Port Erin Commissioners has reversed its initial decision to support the Department of Infrastructure’s large vehicle and overnight parking proposals.

The DoI’s proposal aims to ban all vehicles more than 1.87 metres in height or 5.5 metres in length from parking on all speed-restricted roads overnight and at weekends.

Local authorities were given the option to submit a reply if they wished to exempt certain roads or zones in their area or just accept a whole ban outright without any exemptions at all.

Port Erin was initially one of the local authorities to accept the DoI’s proposal.

However, board members at Port Erin commissioners have said that after reading emails from residents and social media posts opposing the plans, they decided to reverse their decision.

The local authority referred to having a ‘duty’ to its residents, traders and visitors to fully consider their point of view.

Board members also stated they believe the current bylaws cover what the department has in mind for parking in the village.

Chris Thomas MHK, who was the minister for infrastructure as recently as July, commented: ‘An alternative to this was discussed at the Isle of Man Municipal Association meeting in July when I was invited as a guest.

‘This alternative would see the commissioners use their own bylaws (and perhaps stricter parking control) to encourage responsible parking whilst developing their paid facilities for motor homes at the same time.

‘I believe that Peel Town Commissioners are also exploring this option as an alternative to the DoI’s proposal.’

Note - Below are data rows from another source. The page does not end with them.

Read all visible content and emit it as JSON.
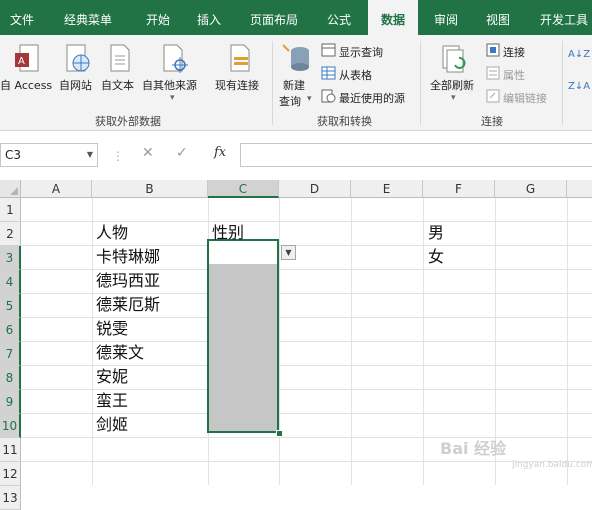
{
  "ribbon_tabs": [
    "文件",
    "经典菜单",
    "开始",
    "插入",
    "页面布局",
    "公式",
    "数据",
    "审阅",
    "视图",
    "开发工具"
  ],
  "active_tab": "数据",
  "colors": {
    "accent": "#217346",
    "selection_shade": "#c6c6c6"
  },
  "groups": {
    "external": {
      "label": "获取外部数据",
      "buttons": [
        "自 Access",
        "自网站",
        "自文本",
        "自其他来源",
        "现有连接"
      ]
    },
    "transform": {
      "label": "获取和转换",
      "new_query": [
        "新建",
        "查询"
      ],
      "small": [
        "显示查询",
        "从表格",
        "最近使用的源"
      ]
    },
    "connections": {
      "label": "连接",
      "refresh_all": "全部刷新",
      "small": [
        "连接",
        "属性",
        "编辑链接"
      ]
    },
    "sort_labels": [
      "A↓Z",
      "Z↓A"
    ]
  },
  "formula_bar": {
    "name_box": "C3",
    "fx": "fx",
    "value": ""
  },
  "columns": [
    "A",
    "B",
    "C",
    "D",
    "E",
    "F",
    "G"
  ],
  "rows": [
    "1",
    "2",
    "3",
    "4",
    "5",
    "6",
    "7",
    "8",
    "9",
    "10",
    "11",
    "12",
    "13"
  ],
  "cells": {
    "B2": "人物",
    "C2": "性别",
    "B3": "卡特琳娜",
    "B4": "德玛西亚",
    "B5": "德莱厄斯",
    "B6": "锐雯",
    "B7": "德莱文",
    "B8": "安妮",
    "B9": "蛮王",
    "B10": "剑姬",
    "F2": "男",
    "F3": "女"
  },
  "watermark": {
    "brand": "Bai 经验",
    "url": "jingyan.baidu.com"
  }
}
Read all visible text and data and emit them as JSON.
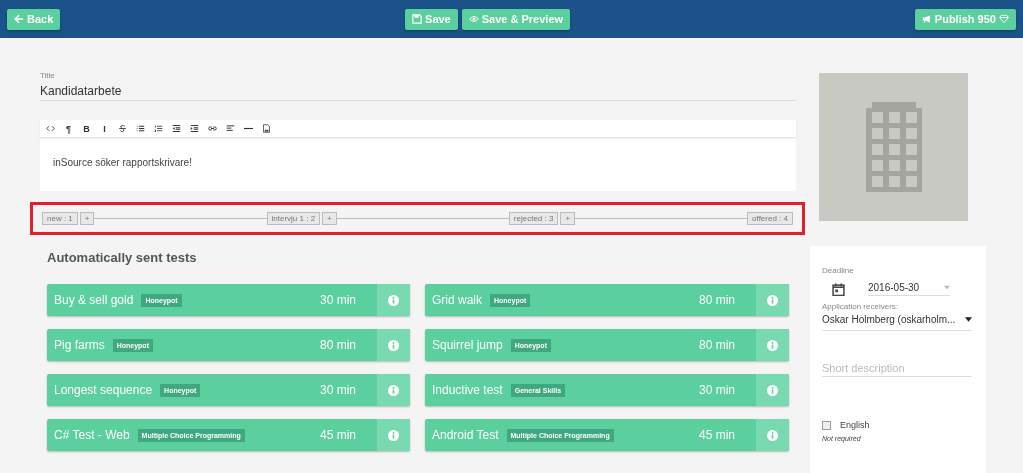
{
  "header": {
    "back": "Back",
    "save": "Save",
    "preview": "Save & Preview",
    "publish": "Publish 950"
  },
  "title_field": {
    "label": "Title",
    "value": "Kandidatarbete"
  },
  "editor": {
    "toolbar": [
      {
        "kind": "code"
      },
      {
        "kind": "glyph",
        "text": "¶"
      },
      {
        "kind": "glyph",
        "text": "B"
      },
      {
        "kind": "glyph",
        "text": "I"
      },
      {
        "kind": "strike"
      },
      {
        "kind": "bullets"
      },
      {
        "kind": "numbers"
      },
      {
        "kind": "outdent"
      },
      {
        "kind": "indent"
      },
      {
        "kind": "link"
      },
      {
        "kind": "align"
      },
      {
        "kind": "rule"
      },
      {
        "kind": "image"
      }
    ],
    "content": "inSource söker rapportskrivare!"
  },
  "pipeline": {
    "highlighted": true,
    "stages": [
      {
        "label": "new : 1",
        "add": "+"
      },
      {
        "label": "intervju 1 : 2",
        "add": "+"
      },
      {
        "label": "rejected : 3",
        "add": "+"
      },
      {
        "label": "offered : 4"
      }
    ]
  },
  "tests": {
    "heading": "Automatically sent tests",
    "items": [
      {
        "name": "Buy & sell gold",
        "tag": "Honeypot",
        "duration": "30 min"
      },
      {
        "name": "Grid walk",
        "tag": "Honeypot",
        "duration": "80 min"
      },
      {
        "name": "Pig farms",
        "tag": "Honeypot",
        "duration": "80 min"
      },
      {
        "name": "Squirrel jump",
        "tag": "Honeypot",
        "duration": "80 min"
      },
      {
        "name": "Longest sequence",
        "tag": "Honeypot",
        "duration": "30 min"
      },
      {
        "name": "Inductive test",
        "tag": "General Skills",
        "duration": "30 min"
      },
      {
        "name": "C# Test - Web",
        "tag": "Multiple Choice Programming",
        "duration": "45 min"
      },
      {
        "name": "Android Test",
        "tag": "Multiple Choice Programming",
        "duration": "45 min"
      }
    ]
  },
  "sidebar": {
    "deadline_label": "Deadline",
    "deadline": "2016-05-30",
    "receivers_label": "Application receivers:",
    "receivers": "Oskar Holmberg (oskarholm...",
    "short_description_placeholder": "Short description",
    "language": {
      "label": "English",
      "checked": false
    },
    "note": "Not required"
  }
}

The DoI’s plans for large vehicles was met with a public backlash in July, with a petition opposing the plans by motorhome owner Keith Pringle currently up to 3,489 signatures.

Mr Pringle said: ‘The general public were never consulted about these proposed changes, which could affect so many local tradesmen, campervan owners and tourists.

‘That’s when a social media campaign and petition was started, with a massive amount of exposure, showing people’s concerns about the situation. All we got back from the government was the phrase ‘concerns noted’ from [Chief Minister] Alf Cannan’s secretary.

‘To summarise, the DoI said it has put the idea out to local authorities and when all the data is compiled, it will go to Tynwald for approval this autumn.’

As things stand, local authorities in Ramsey, Jurby, Ayre, Kirk Michael, Bride, Garff and Malew have chosen to reject the DoI’s legislation change, while Port Erin and Peel are considering alternatives.